“We usually have anywhere from 50 to 70 new stores on our work schedule at any one time,” says Ruth Barras, one of six Store Designers in the Group.

“This includes stores at all stages of the process from planning and design through to construction and fit out.”

It’s a huge undertaking but one that Robert Kenny, Group Executive, Property, says is expertly managed by a global team of store developers, designers and planners.

“We’re able to deliver world class retail spaces at the speed and standard that we do because we have the best team in the business,” Kenny says.

“Our people have years of combined experience – their can-do attitude, creativity and energy is what makes us different.”

The Group’s ability to turn around stores so quickly has much to do with the innovative structure of its store development team. Rather than outsourcing work to external agencies or firms, each part of the process from design to completion is managed in-house by the Group. The retailer has even established its own construction team to build and install store fit outs.

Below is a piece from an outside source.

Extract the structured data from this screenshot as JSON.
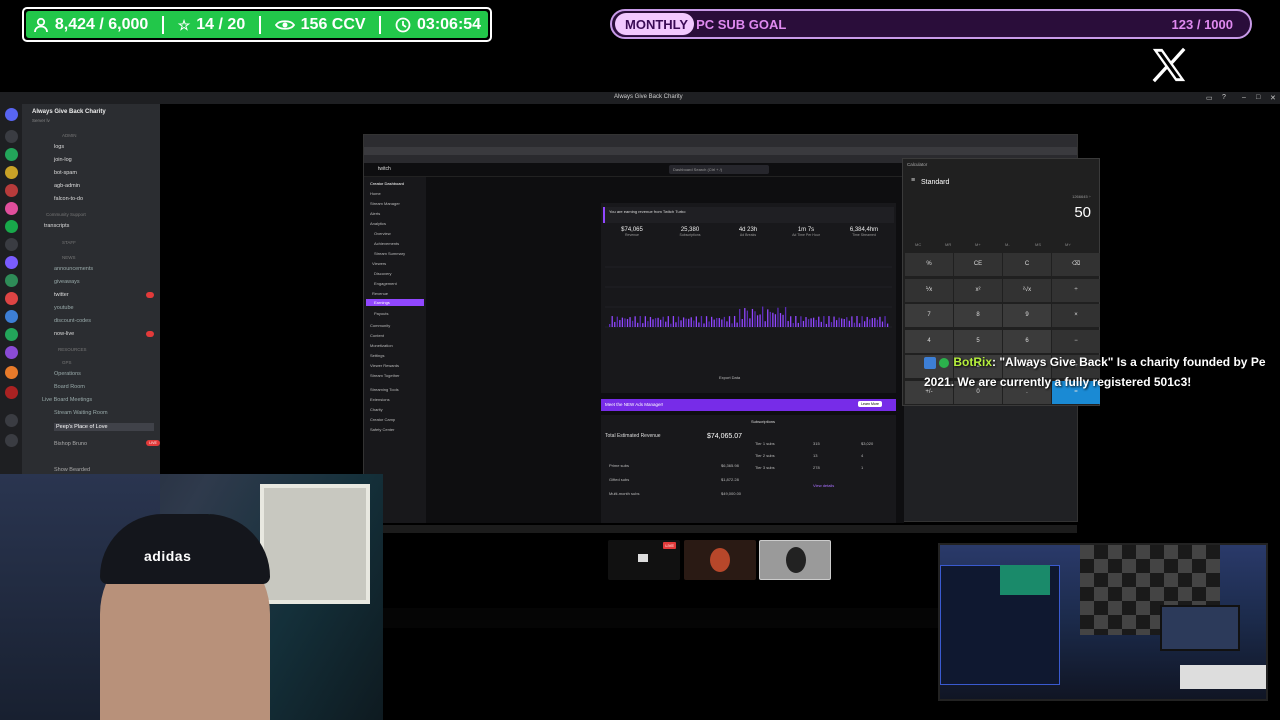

Kenny says the approach streamlines the design and development process, allowing the retailer to open new spaces at an industry leading speed.

“Our people live and breathe this every day. They know our business, our brands and our customers much better than an external agency ever could so it allows things to happen very quickly and efficiently,” he says.

“It makes us a really unique proposition in the market – I don’t know that there are many other retailers doing what we’re doing – but it has proved to be really successful and instrumental in supporting the expansion of the business.”

This is an article extract from the Cotton On Group’s latest edition of The Issue. To read the full article click here.